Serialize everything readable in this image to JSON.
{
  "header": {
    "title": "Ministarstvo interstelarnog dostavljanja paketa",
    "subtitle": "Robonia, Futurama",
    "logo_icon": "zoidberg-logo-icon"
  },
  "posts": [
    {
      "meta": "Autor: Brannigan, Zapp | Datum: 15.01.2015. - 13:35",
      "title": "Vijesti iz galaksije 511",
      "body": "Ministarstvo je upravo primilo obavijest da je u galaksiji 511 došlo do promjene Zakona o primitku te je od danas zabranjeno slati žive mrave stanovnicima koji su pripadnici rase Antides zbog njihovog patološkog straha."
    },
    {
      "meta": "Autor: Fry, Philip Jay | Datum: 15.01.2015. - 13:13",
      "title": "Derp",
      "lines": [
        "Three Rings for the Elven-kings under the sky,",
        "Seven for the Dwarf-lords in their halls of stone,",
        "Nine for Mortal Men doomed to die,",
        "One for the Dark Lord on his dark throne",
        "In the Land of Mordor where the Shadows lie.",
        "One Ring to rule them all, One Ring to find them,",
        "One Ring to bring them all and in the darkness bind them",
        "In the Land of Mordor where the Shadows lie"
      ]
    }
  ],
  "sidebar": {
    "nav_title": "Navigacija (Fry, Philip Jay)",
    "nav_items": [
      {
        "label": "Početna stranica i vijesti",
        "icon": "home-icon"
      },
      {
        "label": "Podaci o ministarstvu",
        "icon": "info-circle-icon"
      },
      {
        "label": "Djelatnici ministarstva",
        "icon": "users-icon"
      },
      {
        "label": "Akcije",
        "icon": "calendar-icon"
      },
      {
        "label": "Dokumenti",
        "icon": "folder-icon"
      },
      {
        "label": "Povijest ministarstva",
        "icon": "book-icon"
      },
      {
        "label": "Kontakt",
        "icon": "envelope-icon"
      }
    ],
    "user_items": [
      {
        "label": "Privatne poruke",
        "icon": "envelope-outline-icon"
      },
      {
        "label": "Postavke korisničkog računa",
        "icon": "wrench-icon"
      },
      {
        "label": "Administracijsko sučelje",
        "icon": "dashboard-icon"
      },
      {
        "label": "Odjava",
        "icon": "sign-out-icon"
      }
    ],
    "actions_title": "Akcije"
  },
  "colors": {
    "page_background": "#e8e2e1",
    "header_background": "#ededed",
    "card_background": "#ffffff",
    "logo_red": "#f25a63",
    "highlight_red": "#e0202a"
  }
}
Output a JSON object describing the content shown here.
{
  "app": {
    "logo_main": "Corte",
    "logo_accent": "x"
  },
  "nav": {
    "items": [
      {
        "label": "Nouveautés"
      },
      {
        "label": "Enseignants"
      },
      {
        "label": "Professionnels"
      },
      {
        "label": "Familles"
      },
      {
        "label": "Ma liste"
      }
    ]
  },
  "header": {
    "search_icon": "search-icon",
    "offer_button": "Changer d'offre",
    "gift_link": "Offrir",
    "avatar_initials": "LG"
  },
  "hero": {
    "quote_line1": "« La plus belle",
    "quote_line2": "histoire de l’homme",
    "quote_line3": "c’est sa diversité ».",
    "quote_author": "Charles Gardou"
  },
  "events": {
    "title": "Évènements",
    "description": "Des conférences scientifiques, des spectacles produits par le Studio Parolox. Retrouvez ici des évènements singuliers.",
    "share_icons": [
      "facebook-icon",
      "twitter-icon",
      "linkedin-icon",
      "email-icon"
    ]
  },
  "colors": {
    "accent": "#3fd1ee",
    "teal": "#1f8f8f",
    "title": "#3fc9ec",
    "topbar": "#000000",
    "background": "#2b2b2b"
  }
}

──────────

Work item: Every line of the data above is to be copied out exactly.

Result for this exercise:
Serialize everything readable in this image to JSON.
{
  "header": {
    "title": "Ministarstvo interstelarnog dostavljanja paketa",
    "subtitle": "Robonia, Futurama",
    "logo_icon": "zoidberg-logo-icon"
  },
  "posts": [
    {
      "meta": "Autor: Brannigan, Zapp | Datum: 15.01.2015. - 13:35",
      "title": "Vijesti iz galaksije 511",
      "body": "Ministarstvo je upravo primilo obavijest da je u galaksiji 511 došlo do promjene Zakona o primitku te je od danas zabranjeno slati žive mrave stanovnicima koji su pripadnici rase Antides zbog njihovog patološkog straha."
    },
    {
      "meta": "Autor: Fry, Philip Jay | Datum: 15.01.2015. - 13:13",
      "title": "Derp",
      "lines": [
        "Three Rings for the Elven-kings under the sky,",
        "Seven for the Dwarf-lords in their halls of stone,",
        "Nine for Mortal Men doomed to die,",
        "One for the Dark Lord on his dark throne",
        "In the Land of Mordor where the Shadows lie.",
        "One Ring to rule them all, One Ring to find them,",
        "One Ring to bring them all and in the darkness bind them",
        "In the Land of Mordor where the Shadows lie"
      ]
    }
  ],
  "sidebar": {
    "nav_title": "Navigacija (Fry, Philip Jay)",
    "nav_items": [
      {
        "label": "Početna stranica i vijesti",
        "icon": "home-icon"
      },
      {
        "label": "Podaci o ministarstvu",
        "icon": "info-circle-icon"
      },
      {
        "label": "Djelatnici ministarstva",
        "icon": "users-icon"
      },
      {
        "label": "Akcije",
        "icon": "calendar-icon"
      },
      {
        "label": "Dokumenti",
        "icon": "folder-icon"
      },
      {
        "label": "Povijest ministarstva",
        "icon": "book-icon"
      },
      {
        "label": "Kontakt",
        "icon": "envelope-icon"
      }
    ],
    "user_items": [
      {
        "label": "Privatne poruke",
        "icon": "envelope-outline-icon"
      },
      {
        "label": "Postavke korisničkog računa",
        "icon": "wrench-icon"
      },
      {
        "label": "Administracijsko sučelje",
        "icon": "dashboard-icon"
      },
      {
        "label": "Odjava",
        "icon": "sign-out-icon"
      }
    ],
    "actions_title": "Akcije"
  },
  "colors": {
    "page_background": "#e8e2e1",
    "header_background": "#ededed",
    "card_background": "#ffffff",
    "logo_red": "#f25a63",
    "highlight_red": "#e0202a"
  }
}
Output a JSON object describing the content shown here.
{
  "app": {
    "logo_main": "Corte",
    "logo_accent": "x"
  },
  "nav": {
    "items": [
      {
        "label": "Nouveautés"
      },
      {
        "label": "Enseignants"
      },
      {
        "label": "Professionnels"
      },
      {
        "label": "Familles"
      },
      {
        "label": "Ma liste"
      }
    ]
  },
  "header": {
    "search_icon": "search-icon",
    "offer_button": "Changer d'offre",
    "gift_link": "Offrir",
    "avatar_initials": "LG"
  },
  "hero": {
    "quote_line1": "« La plus belle",
    "quote_line2": "histoire de l’homme",
    "quote_line3": "c’est sa diversité ».",
    "quote_author": "Charles Gardou"
  },
  "events": {
    "title": "Évènements",
    "description": "Des conférences scientifiques, des spectacles produits par le Studio Parolox. Retrouvez ici des évènements singuliers.",
    "share_icons": [
      "facebook-icon",
      "twitter-icon",
      "linkedin-icon",
      "email-icon"
    ]
  },
  "colors": {
    "accent": "#3fd1ee",
    "teal": "#1f8f8f",
    "title": "#3fc9ec",
    "topbar": "#000000",
    "background": "#2b2b2b"
  }
}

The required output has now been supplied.